We hope that this application will serve as a demonstration of what is possible with state channels today, and inspire more people to use micropayments/state channels as part of their mechanism design. Of course, this is only the tip of the iceberg of what is possible with state channels, and we’ve only covered the implementation details at a very high-level in this blog post.

In the near future we’ll be diving into some of the important infrastructure that is “under the hood” of this demo such as virtual channels and hubs, browser-based funding policies, crash-tolerant wallet design, optimizing micropayments for performance, and much more.

In terms of Web3Torrent itself, we’re looking for your feedback! Presently this application is running on an ethereum testnet to showcase the work we’ve done in designing this protocol and all of the underlying wallet software required to make it work. We’ll be developing our server wallet and hub infrastructure software next and we’re actively looking to integrate all of it with a partner on mainnet. Please reach out to us if you’re interested in discussing possible integrations.

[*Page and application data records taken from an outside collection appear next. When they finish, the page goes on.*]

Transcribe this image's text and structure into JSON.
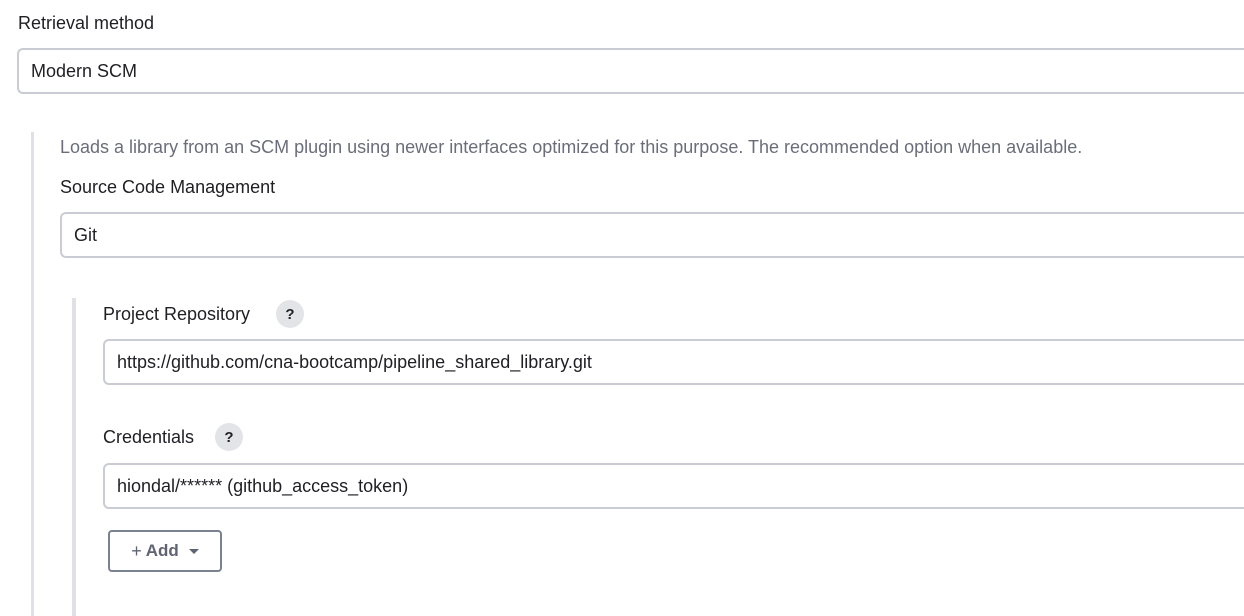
{
  "retrieval": {
    "label": "Retrieval method",
    "selected": "Modern SCM",
    "description": "Loads a library from an SCM plugin using newer interfaces optimized for this purpose. The recommended option when available."
  },
  "scm": {
    "label": "Source Code Management",
    "selected": "Git"
  },
  "repository": {
    "label": "Project Repository",
    "help": "?",
    "value": "https://github.com/cna-bootcamp/pipeline_shared_library.git"
  },
  "credentials": {
    "label": "Credentials",
    "help": "?",
    "selected": "hiondal/****** (github_access_token)",
    "add_plus": "+",
    "add_label": "Add"
  },
  "icons": {
    "help": "question-mark-icon",
    "add_caret": "caret-down-icon"
  }
}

Until next time!

Written by Liam Horne, thanks to George Knee, Tom Close, Georgios Konstantopoulos, and Josh Stark for feedback. Thanks especially to the entire State Channels team for all of the hard work that has gone into making this possible.

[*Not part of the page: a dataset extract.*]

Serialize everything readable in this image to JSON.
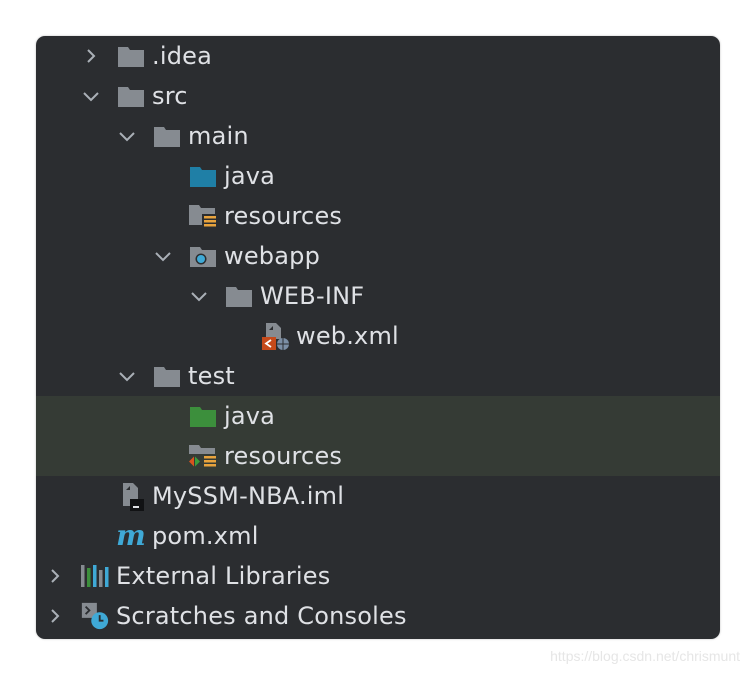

This work was made possible by donations from the Ethereum Foundation and Consensys to fund our team working on State Channels. All of our work is 100% MIT-licensed open source code, and we heartily welcome contributors! If you’re interested in discussing ways you can contribute, or to explore possible projects that would benefit from working with us to integrate state channels, please reach out to us on our discussion forum.

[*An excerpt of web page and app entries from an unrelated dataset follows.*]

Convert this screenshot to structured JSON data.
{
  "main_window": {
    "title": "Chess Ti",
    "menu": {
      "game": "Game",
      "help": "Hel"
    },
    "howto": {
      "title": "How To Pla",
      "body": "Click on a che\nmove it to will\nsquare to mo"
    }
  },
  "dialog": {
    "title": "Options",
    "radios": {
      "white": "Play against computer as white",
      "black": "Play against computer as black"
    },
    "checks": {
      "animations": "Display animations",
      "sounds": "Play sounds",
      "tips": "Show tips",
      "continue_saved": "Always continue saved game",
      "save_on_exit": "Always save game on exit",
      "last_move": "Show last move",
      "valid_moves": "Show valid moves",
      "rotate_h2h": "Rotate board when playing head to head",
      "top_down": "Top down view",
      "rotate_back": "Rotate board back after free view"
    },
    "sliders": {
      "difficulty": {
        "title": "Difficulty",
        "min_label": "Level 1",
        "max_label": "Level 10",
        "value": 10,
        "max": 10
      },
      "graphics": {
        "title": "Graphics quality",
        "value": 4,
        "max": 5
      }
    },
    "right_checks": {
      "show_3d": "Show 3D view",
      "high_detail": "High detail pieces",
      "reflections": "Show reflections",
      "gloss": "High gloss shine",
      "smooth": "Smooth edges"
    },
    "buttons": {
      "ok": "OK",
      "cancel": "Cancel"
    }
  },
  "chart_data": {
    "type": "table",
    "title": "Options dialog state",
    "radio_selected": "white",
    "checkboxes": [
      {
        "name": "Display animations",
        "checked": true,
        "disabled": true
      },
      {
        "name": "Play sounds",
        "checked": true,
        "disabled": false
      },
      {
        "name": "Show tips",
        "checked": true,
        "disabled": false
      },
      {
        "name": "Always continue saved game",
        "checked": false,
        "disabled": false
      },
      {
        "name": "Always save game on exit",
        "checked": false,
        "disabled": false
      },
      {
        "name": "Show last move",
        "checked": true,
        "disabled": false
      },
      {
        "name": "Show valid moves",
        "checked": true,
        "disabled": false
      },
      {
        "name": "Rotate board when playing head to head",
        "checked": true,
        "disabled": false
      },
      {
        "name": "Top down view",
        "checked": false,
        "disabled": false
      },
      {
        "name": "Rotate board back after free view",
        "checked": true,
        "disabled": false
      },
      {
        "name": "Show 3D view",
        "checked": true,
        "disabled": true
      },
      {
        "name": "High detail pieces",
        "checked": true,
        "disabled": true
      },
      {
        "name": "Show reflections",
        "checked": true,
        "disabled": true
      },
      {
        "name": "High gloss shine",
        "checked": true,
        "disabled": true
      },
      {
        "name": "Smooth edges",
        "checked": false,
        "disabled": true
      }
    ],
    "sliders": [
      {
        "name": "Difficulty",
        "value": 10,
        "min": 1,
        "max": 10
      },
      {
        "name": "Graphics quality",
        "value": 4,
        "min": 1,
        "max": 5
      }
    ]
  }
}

  1. Well, sort of. In this blog post, we’ve focused on showing how conceptually easy the application is to design. In practice, there are all sorts of nuances to take into account when designing this application. As one example, there is a tradeoff between download speed and payment frequency; paying per byte is slower than paying per ~100 bytes. Another example: ensuring the person receiving funds always has a zero-timeout route to retrieve their funds on-chain is a useful feature of unidirectional payment channels that an optimized ForceMoveApp would use. There are other sorts of optimizations and design considerations that we intend on breaking down in detail in a future blog post. If you’re eager to learn more now or contribute to building this project out further, please join our discussion forum. :)
  2. We’ve skipped over several important steps that go on behind the scenes here. In reality, the reason why Web3Torrent works so seamlessly and without any on-chain transactions (i.e., withstanding the initial deposit transaction) is that there is a hub that supports virtual channels operating in the background. When two peers create a channel with each other, they are actually creating a virtual channel with this hub as the intermediary. We’ll be explaining this in-depth in a future blog post.
  3. As alluded to in the first footnote, the reality is that there is actually a buffering mechanism implemented in Web3Torrent. One piece does not equal one payment. Peers decide on a safe buffer in bytes for which the peer downloading will pay upfront, then they execute the torrenting protocol as per normal. For example there may be 5 pieces of data exchanged between the peers before another payment is made to “refill” the buffer. If you’re interested to learn more you can dive straight into the code.

Thanks for reading! If you have comments or questions, please join our discussion forum. We're also on Twitter @statechannels! All of our code is MIT licensed and available on GitHub.